What should I do if I cannot afford to pay my taxes?

So you have calculated your federal income taxes and found that you owe the Internal Revenue Service (IRS).  Perhaps you owe them a large amount, and you cannot afford to pay them the amount owed.  What do you do?

The best thing to do is to still file your tax return on time.  Even if you cannot afford to pay your taxes, filing your return is still the best option for several reasons.  If you intentionally choose not to file your return altogether, the IRS will impose penalties on you in addition to the taxes you owe.  These penalties can include fines for missing the due date for paying your taxes and interest charged on the unpaid taxes.  If the IRS needs to escalate the collection of the taxes due, they can seek to obtain a judgment against you, possibly garnishing your wages and seizing your assets (excluding your home and business, which are protected from seizure by the IRS).  The IRS may even seek to throw you in jail, although this is generally only in extreme situations of tax avoidance, as the IRS knows that if you are in jail it may be more difficult if not impossible for you to raise or earn the money needed to pay your tax bill.

Remember that if you cannot pay your taxes, you are not the first or only one in this situation.  Because the inability to pay taxes due is not uncommon, the IRS has established payment options for taxpayers who legitimately cannot afford their tax bill.  These options include:

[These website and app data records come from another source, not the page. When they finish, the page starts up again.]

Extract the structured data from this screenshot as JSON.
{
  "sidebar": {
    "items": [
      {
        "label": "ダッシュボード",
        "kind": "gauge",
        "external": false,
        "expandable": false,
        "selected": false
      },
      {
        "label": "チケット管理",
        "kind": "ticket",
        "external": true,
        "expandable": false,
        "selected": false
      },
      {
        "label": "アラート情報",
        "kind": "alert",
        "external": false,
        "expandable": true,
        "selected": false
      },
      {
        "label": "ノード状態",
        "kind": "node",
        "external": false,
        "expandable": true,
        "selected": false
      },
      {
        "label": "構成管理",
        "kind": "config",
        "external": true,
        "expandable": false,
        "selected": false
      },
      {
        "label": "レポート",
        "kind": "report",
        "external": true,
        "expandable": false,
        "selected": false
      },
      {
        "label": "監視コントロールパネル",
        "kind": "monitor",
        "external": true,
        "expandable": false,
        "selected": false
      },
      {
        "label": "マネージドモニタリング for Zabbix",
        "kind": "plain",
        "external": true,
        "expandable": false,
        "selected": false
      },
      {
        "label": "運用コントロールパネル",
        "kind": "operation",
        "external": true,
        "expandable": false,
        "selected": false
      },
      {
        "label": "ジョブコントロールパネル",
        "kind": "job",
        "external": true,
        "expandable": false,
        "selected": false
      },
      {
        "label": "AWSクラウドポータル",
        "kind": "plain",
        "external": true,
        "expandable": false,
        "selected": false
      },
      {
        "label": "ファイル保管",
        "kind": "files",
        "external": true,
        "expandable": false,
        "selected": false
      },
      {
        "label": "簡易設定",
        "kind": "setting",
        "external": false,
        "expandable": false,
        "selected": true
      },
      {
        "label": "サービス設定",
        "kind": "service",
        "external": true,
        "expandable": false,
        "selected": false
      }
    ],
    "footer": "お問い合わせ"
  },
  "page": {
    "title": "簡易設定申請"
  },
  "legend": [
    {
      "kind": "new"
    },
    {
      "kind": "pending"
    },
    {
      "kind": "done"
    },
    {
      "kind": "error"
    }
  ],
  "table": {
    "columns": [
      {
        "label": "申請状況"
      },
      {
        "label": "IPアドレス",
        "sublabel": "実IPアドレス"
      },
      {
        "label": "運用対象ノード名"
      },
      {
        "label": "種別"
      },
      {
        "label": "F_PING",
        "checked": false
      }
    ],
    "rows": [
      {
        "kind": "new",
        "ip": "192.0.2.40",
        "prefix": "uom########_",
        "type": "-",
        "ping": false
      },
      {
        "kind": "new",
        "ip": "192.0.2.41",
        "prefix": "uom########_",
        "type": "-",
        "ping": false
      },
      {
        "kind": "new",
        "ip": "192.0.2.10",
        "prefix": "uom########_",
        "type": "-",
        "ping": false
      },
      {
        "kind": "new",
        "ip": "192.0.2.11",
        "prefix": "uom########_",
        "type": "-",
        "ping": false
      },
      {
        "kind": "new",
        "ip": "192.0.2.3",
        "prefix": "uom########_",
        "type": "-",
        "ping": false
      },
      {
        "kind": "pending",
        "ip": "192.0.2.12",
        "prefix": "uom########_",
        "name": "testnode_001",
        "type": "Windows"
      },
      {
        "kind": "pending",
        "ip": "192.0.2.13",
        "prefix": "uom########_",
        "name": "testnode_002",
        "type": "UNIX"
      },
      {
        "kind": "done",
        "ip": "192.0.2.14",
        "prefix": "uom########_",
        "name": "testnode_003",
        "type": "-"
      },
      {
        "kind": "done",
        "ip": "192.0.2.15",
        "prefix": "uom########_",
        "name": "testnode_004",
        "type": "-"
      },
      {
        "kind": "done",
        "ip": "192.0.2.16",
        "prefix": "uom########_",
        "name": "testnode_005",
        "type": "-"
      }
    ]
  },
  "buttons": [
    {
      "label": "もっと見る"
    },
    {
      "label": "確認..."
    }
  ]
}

  1. An extension, which is simply moving the due date for tax payment further out into the future,
  2. An installment plan, which is paying the tax bill in a series of payments over a period of time rather than as a lump sum, and
  3. An offer in compromise, which is when the IRS accepts partial payment for the total tax bill in lieu of the full payment.

For the IRS to make these payment options available to you, you must first do your part and file your return.

Should I hire a tax attorney?

If you cannot pay your taxes, a tax attorney will have the knowledge of how the various payment options work and if your situation will allow you to pursue one of them.  Even though these options provide time for the taxpayer to make payment, the IRS generally charges interest on the unpaid taxes.  And the IRS may seek proof of your financial inability to pay your tax bill before they will allow you to pursue some of these relief options.  Therefore, having a tax attorney on your side is a wise decision.

If you complete the short evaluation from below, a tax lawyer will review your situation free of charge.  The review is 100% confidential and there is no obligation to you.  Seek professional help today in evaluating your options for working with the IRS to settle your unpaid tax bill.

by Mark Johnston

Mark has been a contributor to legal web sites related to bankruptcy, tax, and criminal law since 2011. He has an Accounting degree from Texas A&M University.